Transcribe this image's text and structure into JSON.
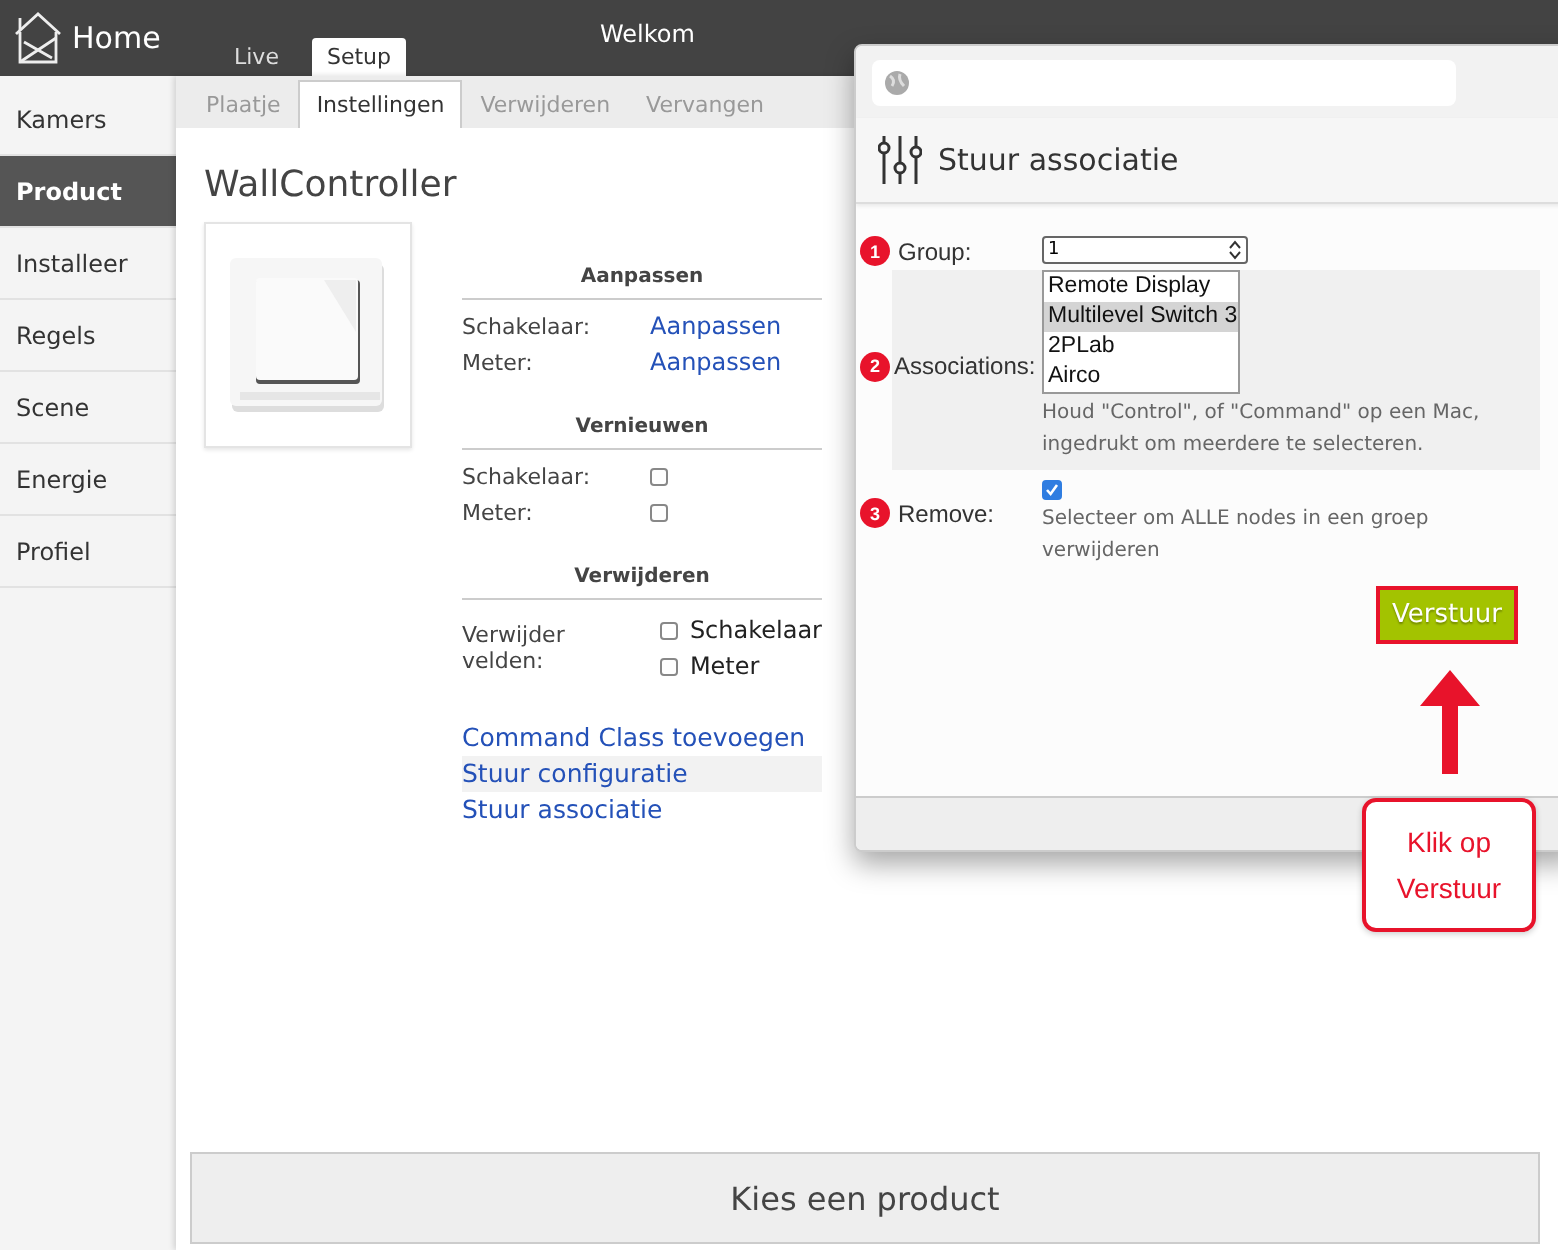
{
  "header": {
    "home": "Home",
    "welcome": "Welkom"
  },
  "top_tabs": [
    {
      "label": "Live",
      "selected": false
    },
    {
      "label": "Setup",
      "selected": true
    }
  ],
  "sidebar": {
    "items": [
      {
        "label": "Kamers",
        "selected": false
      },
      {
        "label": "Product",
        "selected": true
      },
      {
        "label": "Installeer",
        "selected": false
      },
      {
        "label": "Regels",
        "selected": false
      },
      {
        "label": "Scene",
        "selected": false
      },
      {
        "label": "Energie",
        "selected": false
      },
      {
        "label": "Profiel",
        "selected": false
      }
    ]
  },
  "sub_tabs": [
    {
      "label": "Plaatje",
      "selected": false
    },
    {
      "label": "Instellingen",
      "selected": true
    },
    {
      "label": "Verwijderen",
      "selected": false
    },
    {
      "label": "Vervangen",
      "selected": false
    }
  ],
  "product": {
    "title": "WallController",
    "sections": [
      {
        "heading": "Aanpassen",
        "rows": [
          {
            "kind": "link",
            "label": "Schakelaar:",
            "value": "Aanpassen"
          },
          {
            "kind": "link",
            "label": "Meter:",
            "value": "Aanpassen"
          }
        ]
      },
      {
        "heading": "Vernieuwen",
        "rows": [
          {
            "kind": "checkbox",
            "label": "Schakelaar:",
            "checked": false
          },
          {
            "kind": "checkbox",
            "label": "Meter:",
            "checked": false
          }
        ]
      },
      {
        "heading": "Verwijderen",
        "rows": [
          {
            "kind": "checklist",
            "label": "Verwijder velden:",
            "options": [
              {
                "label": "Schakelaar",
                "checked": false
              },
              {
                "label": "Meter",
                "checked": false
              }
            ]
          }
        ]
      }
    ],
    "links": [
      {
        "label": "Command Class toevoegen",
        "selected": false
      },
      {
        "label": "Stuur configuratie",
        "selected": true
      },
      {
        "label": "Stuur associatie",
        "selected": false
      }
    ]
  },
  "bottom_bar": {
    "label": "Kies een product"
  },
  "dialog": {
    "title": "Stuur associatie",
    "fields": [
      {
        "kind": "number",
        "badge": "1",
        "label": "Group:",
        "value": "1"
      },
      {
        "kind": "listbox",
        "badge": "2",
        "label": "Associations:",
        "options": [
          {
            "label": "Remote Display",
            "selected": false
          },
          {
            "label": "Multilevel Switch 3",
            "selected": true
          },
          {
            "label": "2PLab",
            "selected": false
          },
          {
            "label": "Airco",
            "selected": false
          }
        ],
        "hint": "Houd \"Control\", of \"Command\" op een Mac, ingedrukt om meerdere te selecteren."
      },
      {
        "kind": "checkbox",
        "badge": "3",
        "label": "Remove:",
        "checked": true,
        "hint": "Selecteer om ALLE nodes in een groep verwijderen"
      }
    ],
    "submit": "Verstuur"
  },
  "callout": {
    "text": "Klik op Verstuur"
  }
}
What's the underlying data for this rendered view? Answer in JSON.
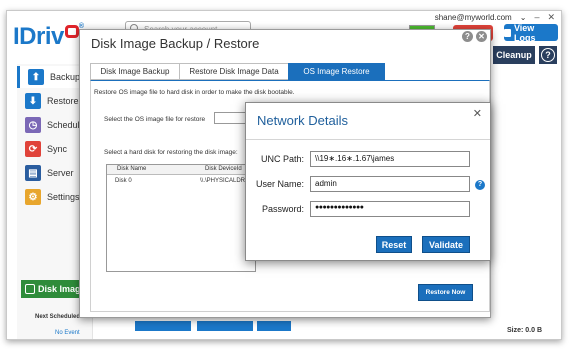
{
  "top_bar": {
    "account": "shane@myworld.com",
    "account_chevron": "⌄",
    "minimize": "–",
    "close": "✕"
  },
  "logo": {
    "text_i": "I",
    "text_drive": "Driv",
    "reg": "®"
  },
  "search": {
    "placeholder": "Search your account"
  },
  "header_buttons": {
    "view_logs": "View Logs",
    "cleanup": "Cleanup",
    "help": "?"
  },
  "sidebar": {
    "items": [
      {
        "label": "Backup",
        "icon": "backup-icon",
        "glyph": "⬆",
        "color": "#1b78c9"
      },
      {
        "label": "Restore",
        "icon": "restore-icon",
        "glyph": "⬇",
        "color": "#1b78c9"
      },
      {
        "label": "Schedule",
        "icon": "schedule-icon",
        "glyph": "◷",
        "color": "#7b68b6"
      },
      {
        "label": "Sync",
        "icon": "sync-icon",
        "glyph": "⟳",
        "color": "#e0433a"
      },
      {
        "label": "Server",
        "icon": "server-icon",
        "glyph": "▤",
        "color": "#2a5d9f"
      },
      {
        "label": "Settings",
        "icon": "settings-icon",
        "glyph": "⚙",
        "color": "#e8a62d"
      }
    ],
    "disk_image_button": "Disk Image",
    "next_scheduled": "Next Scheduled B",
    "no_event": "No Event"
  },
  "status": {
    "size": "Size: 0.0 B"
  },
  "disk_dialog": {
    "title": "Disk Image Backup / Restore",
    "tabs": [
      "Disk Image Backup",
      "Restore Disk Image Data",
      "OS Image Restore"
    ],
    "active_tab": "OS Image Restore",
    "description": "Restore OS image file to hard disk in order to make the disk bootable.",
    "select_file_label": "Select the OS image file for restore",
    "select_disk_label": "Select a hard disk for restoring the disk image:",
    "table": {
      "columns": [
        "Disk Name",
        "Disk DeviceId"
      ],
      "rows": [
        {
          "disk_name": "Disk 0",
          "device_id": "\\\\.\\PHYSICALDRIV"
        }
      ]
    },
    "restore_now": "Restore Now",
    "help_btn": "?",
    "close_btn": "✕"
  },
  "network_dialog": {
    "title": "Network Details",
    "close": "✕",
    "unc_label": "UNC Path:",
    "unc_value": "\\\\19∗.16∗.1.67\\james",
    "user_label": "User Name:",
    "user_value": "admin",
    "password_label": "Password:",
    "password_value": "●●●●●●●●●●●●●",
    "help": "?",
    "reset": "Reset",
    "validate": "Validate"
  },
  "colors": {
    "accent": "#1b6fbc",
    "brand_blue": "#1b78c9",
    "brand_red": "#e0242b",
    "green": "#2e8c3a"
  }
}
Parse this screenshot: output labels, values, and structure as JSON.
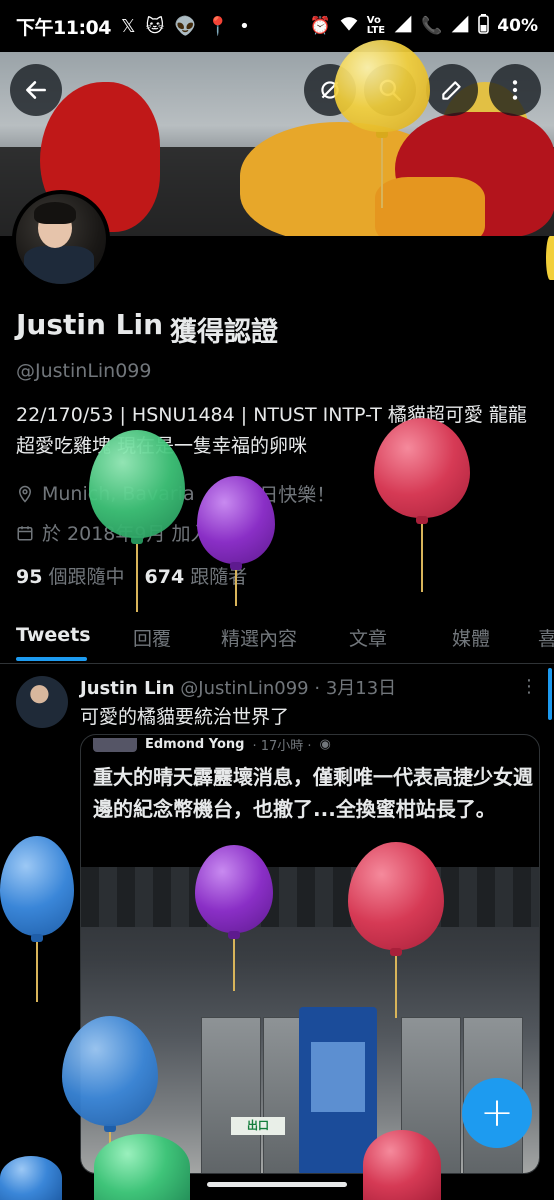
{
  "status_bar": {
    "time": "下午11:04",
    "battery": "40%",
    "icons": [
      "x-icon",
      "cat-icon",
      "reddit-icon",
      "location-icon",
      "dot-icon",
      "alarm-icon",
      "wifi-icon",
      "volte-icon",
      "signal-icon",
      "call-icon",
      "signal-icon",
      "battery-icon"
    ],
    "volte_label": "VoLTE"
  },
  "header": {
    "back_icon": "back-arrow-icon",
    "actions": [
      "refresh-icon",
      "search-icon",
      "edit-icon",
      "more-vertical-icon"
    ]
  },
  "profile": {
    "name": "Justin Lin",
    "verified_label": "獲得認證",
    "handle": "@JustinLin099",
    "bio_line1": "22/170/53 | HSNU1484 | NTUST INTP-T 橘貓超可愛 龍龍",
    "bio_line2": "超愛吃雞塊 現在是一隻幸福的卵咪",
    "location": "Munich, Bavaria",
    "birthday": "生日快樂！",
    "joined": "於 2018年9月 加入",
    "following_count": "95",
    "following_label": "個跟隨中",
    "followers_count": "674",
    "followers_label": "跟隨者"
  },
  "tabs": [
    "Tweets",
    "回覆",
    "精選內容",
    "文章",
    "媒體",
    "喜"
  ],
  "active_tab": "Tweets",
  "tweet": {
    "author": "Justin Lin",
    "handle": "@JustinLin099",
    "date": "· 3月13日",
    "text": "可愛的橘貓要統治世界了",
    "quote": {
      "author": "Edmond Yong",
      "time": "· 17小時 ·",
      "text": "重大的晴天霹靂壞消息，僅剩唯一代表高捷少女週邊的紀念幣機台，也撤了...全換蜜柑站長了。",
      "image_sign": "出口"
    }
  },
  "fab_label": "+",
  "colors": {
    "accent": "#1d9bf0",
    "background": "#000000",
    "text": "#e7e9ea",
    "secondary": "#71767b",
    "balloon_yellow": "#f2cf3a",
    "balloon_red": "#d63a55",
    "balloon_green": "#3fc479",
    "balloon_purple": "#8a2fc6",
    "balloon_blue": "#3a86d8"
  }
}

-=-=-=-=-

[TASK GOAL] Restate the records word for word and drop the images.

[SOLUTION TO THE EXERCISE]
Transcribe this image's text and structure into JSON.
{
  "header": {
    "home": "Home",
    "welcome": "Welkom"
  },
  "top_tabs": [
    {
      "label": "Live",
      "selected": false
    },
    {
      "label": "Setup",
      "selected": true
    }
  ],
  "sidebar": {
    "items": [
      {
        "label": "Kamers",
        "selected": false
      },
      {
        "label": "Product",
        "selected": true
      },
      {
        "label": "Installeer",
        "selected": false
      },
      {
        "label": "Regels",
        "selected": false
      },
      {
        "label": "Scene",
        "selected": false
      },
      {
        "label": "Energie",
        "selected": false
      },
      {
        "label": "Profiel",
        "selected": false
      }
    ]
  },
  "sub_tabs": [
    {
      "label": "Plaatje",
      "selected": false
    },
    {
      "label": "Instellingen",
      "selected": true
    },
    {
      "label": "Verwijderen",
      "selected": false
    },
    {
      "label": "Vervangen",
      "selected": false
    }
  ],
  "product": {
    "title": "WallController",
    "sections": [
      {
        "heading": "Aanpassen",
        "rows": [
          {
            "kind": "link",
            "label": "Schakelaar:",
            "value": "Aanpassen"
          },
          {
            "kind": "link",
            "label": "Meter:",
            "value": "Aanpassen"
          }
        ]
      },
      {
        "heading": "Vernieuwen",
        "rows": [
          {
            "kind": "checkbox",
            "label": "Schakelaar:",
            "checked": false
          },
          {
            "kind": "checkbox",
            "label": "Meter:",
            "checked": false
          }
        ]
      },
      {
        "heading": "Verwijderen",
        "rows": [
          {
            "kind": "checklist",
            "label": "Verwijder velden:",
            "options": [
              {
                "label": "Schakelaar",
                "checked": false
              },
              {
                "label": "Meter",
                "checked": false
              }
            ]
          }
        ]
      }
    ],
    "links": [
      {
        "label": "Command Class toevoegen",
        "selected": false
      },
      {
        "label": "Stuur configuratie",
        "selected": true
      },
      {
        "label": "Stuur associatie",
        "selected": false
      }
    ]
  },
  "bottom_bar": {
    "label": "Kies een product"
  },
  "dialog": {
    "title": "Stuur associatie",
    "fields": [
      {
        "kind": "number",
        "badge": "1",
        "label": "Group:",
        "value": "1"
      },
      {
        "kind": "listbox",
        "badge": "2",
        "label": "Associations:",
        "options": [
          {
            "label": "Remote Display",
            "selected": false
          },
          {
            "label": "Multilevel Switch 3",
            "selected": true
          },
          {
            "label": "2PLab",
            "selected": false
          },
          {
            "label": "Airco",
            "selected": false
          }
        ],
        "hint": "Houd \"Control\", of \"Command\" op een Mac, ingedrukt om meerdere te selecteren."
      },
      {
        "kind": "checkbox",
        "badge": "3",
        "label": "Remove:",
        "checked": true,
        "hint": "Selecteer om ALLE nodes in een groep verwijderen"
      }
    ],
    "submit": "Verstuur"
  },
  "callout": {
    "text": "Klik op Verstuur"
  }
}
What's the underlying data for this rendered view? Answer in JSON.
{
  "top_bar": {
    "account": "shane@myworld.com",
    "account_chevron": "⌄",
    "minimize": "–",
    "close": "✕"
  },
  "logo": {
    "text_i": "I",
    "text_drive": "Driv",
    "reg": "®"
  },
  "search": {
    "placeholder": "Search your account"
  },
  "header_buttons": {
    "view_logs": "View Logs",
    "cleanup": "Cleanup",
    "help": "?"
  },
  "sidebar": {
    "items": [
      {
        "label": "Backup",
        "icon": "backup-icon",
        "glyph": "⬆",
        "color": "#1b78c9"
      },
      {
        "label": "Restore",
        "icon": "restore-icon",
        "glyph": "⬇",
        "color": "#1b78c9"
      },
      {
        "label": "Schedule",
        "icon": "schedule-icon",
        "glyph": "◷",
        "color": "#7b68b6"
      },
      {
        "label": "Sync",
        "icon": "sync-icon",
        "glyph": "⟳",
        "color": "#e0433a"
      },
      {
        "label": "Server",
        "icon": "server-icon",
        "glyph": "▤",
        "color": "#2a5d9f"
      },
      {
        "label": "Settings",
        "icon": "settings-icon",
        "glyph": "⚙",
        "color": "#e8a62d"
      }
    ],
    "disk_image_button": "Disk Image",
    "next_scheduled": "Next Scheduled B",
    "no_event": "No Event"
  },
  "status": {
    "size": "Size: 0.0 B"
  },
  "disk_dialog": {
    "title": "Disk Image Backup / Restore",
    "tabs": [
      "Disk Image Backup",
      "Restore Disk Image Data",
      "OS Image Restore"
    ],
    "active_tab": "OS Image Restore",
    "description": "Restore OS image file to hard disk in order to make the disk bootable.",
    "select_file_label": "Select the OS image file for restore",
    "select_disk_label": "Select a hard disk for restoring the disk image:",
    "table": {
      "columns": [
        "Disk Name",
        "Disk DeviceId"
      ],
      "rows": [
        {
          "disk_name": "Disk 0",
          "device_id": "\\\\.\\PHYSICALDRIV"
        }
      ]
    },
    "restore_now": "Restore Now",
    "help_btn": "?",
    "close_btn": "✕"
  },
  "network_dialog": {
    "title": "Network Details",
    "close": "✕",
    "unc_label": "UNC Path:",
    "unc_value": "\\\\19∗.16∗.1.67\\james",
    "user_label": "User Name:",
    "user_value": "admin",
    "password_label": "Password:",
    "password_value": "●●●●●●●●●●●●●",
    "help": "?",
    "reset": "Reset",
    "validate": "Validate"
  },
  "colors": {
    "accent": "#1b6fbc",
    "brand_blue": "#1b78c9",
    "brand_red": "#e0242b",
    "green": "#2e8c3a"
  }
}
Parse this screenshot: output labels, values, and structure as JSON.
{
  "status_bar": {
    "time": "下午11:04",
    "battery": "40%",
    "icons": [
      "x-icon",
      "cat-icon",
      "reddit-icon",
      "location-icon",
      "dot-icon",
      "alarm-icon",
      "wifi-icon",
      "volte-icon",
      "signal-icon",
      "call-icon",
      "signal-icon",
      "battery-icon"
    ],
    "volte_label": "VoLTE"
  },
  "header": {
    "back_icon": "back-arrow-icon",
    "actions": [
      "refresh-icon",
      "search-icon",
      "edit-icon",
      "more-vertical-icon"
    ]
  },
  "profile": {
    "name": "Justin Lin",
    "verified_label": "獲得認證",
    "handle": "@JustinLin099",
    "bio_line1": "22/170/53 | HSNU1484 | NTUST INTP-T 橘貓超可愛 龍龍",
    "bio_line2": "超愛吃雞塊 現在是一隻幸福的卵咪",
    "location": "Munich, Bavaria",
    "birthday": "生日快樂！",
    "joined": "於 2018年9月 加入",
    "following_count": "95",
    "following_label": "個跟隨中",
    "followers_count": "674",
    "followers_label": "跟隨者"
  },
  "tabs": [
    "Tweets",
    "回覆",
    "精選內容",
    "文章",
    "媒體",
    "喜"
  ],
  "active_tab": "Tweets",
  "tweet": {
    "author": "Justin Lin",
    "handle": "@JustinLin099",
    "date": "· 3月13日",
    "text": "可愛的橘貓要統治世界了",
    "quote": {
      "author": "Edmond Yong",
      "time": "· 17小時 ·",
      "text": "重大的晴天霹靂壞消息，僅剩唯一代表高捷少女週邊的紀念幣機台，也撤了...全換蜜柑站長了。",
      "image_sign": "出口"
    }
  },
  "fab_label": "+",
  "colors": {
    "accent": "#1d9bf0",
    "background": "#000000",
    "text": "#e7e9ea",
    "secondary": "#71767b",
    "balloon_yellow": "#f2cf3a",
    "balloon_red": "#d63a55",
    "balloon_green": "#3fc479",
    "balloon_purple": "#8a2fc6",
    "balloon_blue": "#3a86d8"
  }
}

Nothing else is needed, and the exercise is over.